I agree! And well-caught, Mr. Kennedy! The author’s analogy has an unfortunate element of pre-determination. And in my opinion, this sets the report off in a bad direction. Singer insists on overblowing the actual results of the experiment, which was essentially that in a controlled environment under defined selective pressure, organisms will arrive at a similar level of improved fitness, but there seems to be a limit on how much they can improve on that one characteristic. The strains that already grew relatively fast will change more slowly than those that were slowest. In other words, there are apparently some constraints on how fast yeast can grow, but if that's what you're selecting for, different clones will exploit a lot of different paths to reach a similar limit. After wading through the original paper with me, NCSE Director Ann Reid offered this more targeted analogy: It’s as if 100 engineers tinkered with 100 similar cars to get them to go faster. The engineers would probably find lots of different ways to do it, and the cars that were already faster wouldn't improve as much, but they would probably all end up going about the same speed.

In another “say what?”-worthy quibble, Singer writes, “Genetic mutations occur mostly at random, yet the sum of these aimless changes somehow creates a predictable pattern.” Somehow? It’s called natural selection. Or, in the case of this lab result, artificial selection since only the yeast with the fastest reproductive rates were selected by automated robots every 12 hours to continue the colony.
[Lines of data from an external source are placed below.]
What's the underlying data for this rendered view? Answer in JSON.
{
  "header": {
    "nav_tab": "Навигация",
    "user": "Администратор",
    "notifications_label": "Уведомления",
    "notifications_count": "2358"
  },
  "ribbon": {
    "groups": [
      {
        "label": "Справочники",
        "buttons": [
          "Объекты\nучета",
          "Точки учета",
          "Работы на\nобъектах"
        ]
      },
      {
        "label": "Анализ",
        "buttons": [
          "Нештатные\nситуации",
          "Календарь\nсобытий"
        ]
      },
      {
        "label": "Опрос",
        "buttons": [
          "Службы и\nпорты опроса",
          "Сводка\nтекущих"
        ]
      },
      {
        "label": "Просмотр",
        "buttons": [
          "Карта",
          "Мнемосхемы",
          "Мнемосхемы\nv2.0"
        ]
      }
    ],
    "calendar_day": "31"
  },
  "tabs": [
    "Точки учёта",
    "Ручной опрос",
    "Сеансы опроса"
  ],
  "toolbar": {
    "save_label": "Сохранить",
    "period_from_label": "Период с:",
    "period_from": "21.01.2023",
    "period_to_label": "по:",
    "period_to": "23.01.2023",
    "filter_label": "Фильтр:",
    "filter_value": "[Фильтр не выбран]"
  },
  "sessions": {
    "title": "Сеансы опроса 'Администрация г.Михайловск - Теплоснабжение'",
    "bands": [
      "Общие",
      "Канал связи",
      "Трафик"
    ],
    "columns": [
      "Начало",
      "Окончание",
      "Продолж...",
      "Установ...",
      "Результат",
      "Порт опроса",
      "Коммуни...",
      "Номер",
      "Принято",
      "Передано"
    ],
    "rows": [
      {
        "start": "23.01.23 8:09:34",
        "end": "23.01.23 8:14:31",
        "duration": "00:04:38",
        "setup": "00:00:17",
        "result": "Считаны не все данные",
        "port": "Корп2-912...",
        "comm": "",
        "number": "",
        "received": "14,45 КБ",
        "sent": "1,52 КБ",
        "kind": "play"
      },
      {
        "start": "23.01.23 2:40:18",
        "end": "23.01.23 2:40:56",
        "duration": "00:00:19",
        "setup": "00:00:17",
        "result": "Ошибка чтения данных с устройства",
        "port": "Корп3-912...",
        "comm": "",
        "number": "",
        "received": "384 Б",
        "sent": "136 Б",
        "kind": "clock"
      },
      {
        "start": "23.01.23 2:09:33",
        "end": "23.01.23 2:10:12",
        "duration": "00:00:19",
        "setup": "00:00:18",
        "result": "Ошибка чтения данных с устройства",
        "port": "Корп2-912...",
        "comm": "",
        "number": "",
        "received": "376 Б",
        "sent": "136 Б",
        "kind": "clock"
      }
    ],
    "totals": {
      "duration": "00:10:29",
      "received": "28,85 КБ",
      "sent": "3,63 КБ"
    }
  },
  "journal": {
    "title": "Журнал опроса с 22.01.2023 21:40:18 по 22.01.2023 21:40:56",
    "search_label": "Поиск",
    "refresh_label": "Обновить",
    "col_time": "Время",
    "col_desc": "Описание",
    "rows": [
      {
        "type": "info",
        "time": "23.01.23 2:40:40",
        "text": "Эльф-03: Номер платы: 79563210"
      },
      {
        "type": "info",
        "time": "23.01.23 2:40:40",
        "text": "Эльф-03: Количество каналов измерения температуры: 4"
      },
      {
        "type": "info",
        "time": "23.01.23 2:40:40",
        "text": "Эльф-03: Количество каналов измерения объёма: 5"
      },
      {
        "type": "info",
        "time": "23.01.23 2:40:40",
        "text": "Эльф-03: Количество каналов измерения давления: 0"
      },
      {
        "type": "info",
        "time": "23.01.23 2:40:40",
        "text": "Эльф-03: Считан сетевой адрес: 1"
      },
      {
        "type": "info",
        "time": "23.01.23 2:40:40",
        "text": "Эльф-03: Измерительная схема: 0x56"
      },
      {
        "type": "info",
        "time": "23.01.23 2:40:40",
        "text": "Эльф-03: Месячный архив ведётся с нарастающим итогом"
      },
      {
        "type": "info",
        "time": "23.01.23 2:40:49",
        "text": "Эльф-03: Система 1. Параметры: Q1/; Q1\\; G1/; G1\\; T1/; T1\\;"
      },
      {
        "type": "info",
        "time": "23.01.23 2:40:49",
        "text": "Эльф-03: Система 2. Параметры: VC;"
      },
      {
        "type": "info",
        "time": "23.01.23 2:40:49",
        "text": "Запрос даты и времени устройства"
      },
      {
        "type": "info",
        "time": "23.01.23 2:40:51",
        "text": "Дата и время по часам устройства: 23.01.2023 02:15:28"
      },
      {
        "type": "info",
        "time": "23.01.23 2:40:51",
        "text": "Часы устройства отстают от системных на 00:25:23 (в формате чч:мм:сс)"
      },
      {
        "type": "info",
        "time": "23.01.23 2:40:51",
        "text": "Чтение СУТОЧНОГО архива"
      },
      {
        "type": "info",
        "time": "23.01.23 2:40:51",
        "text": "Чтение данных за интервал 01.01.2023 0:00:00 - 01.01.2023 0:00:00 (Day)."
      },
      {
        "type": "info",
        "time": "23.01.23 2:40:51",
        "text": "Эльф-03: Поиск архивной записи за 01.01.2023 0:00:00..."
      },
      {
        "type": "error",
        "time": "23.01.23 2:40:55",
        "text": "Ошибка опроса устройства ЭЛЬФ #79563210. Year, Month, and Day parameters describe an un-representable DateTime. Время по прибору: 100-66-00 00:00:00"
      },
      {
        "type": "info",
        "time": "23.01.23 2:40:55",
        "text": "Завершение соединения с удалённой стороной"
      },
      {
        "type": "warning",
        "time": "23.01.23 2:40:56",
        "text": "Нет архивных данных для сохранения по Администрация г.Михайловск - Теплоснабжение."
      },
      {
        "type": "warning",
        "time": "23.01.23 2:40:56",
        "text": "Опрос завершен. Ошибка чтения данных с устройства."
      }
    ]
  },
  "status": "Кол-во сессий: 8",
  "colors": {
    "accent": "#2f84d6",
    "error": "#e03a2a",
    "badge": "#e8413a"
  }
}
And, while we’re taking about natural selection, let’s discuss the elephant in the room (the yeast in the Petri dish?): the conditions for the experiment were controlled and the definition of evolution was limited to fitness. In this way, one of the random components of evolution, environmental conditions, was eliminated. Is it so surprising that there were similar levels of fitness achieved among the colonies of yeast kept in identical, controlled conditions? And yeast most commonly reproduce asexually by budding or binary fission, so again, a lot of randomness associated with genetic shuffling in meiosis and sexual reproduction was eliminated. These are pretty sterile conditions!

When Gould talked about rewinding the tape of life, he wasn’t talking about doing it under controlled laboratory conditions—he was talking about doing it in the real, messy, multivariable, world. Singer does acknowledge this by writing near the end of her piece, “It’s also not yet clear whether Desai’s carefully controlled results are applicable to more complex organisms or to the chaotic real world, where both the organism and its environment are constantly changing.” Right. So wouldn’t it be better to limit inflated statements that make it seem like the path of evolution is somehow fixed, and instead talk about what this important research really does clearly demonstrate—that there are countless paths that achieve the same goal of survival and reproduction. That is a cool conclusion! These researches have shown in an unprecedented large-scale controlled experiment that DNA isn’t destiny, and that “life will find a way.” (Quick! Name that movie! Bonus points for context and character.)


Have an idea for a future Misconception Monday or any other kind of post? See some good or bad examples of science communication lately? Drop me an email or shoot me a tweet <at>keeps3.

Stephanie Keep
Short Bio

Stephanie Keep is the former Editor of Reports of the National Center for Science Education

We can't afford to lose any time when it comes to the future of science education.

National Center for Science Education (NCSE) is a 501(c)(3) tax-exempt organization, EIN 11-2656357. NCSE is supported by individuals, foundations, and scientific societies. Review our annual audited financial statements and IRS 990 forms at GuideStar.

© Copyright 2019 National Center for Science Education. Privacy Policy and Disclaimer | Disclosures Required by State Law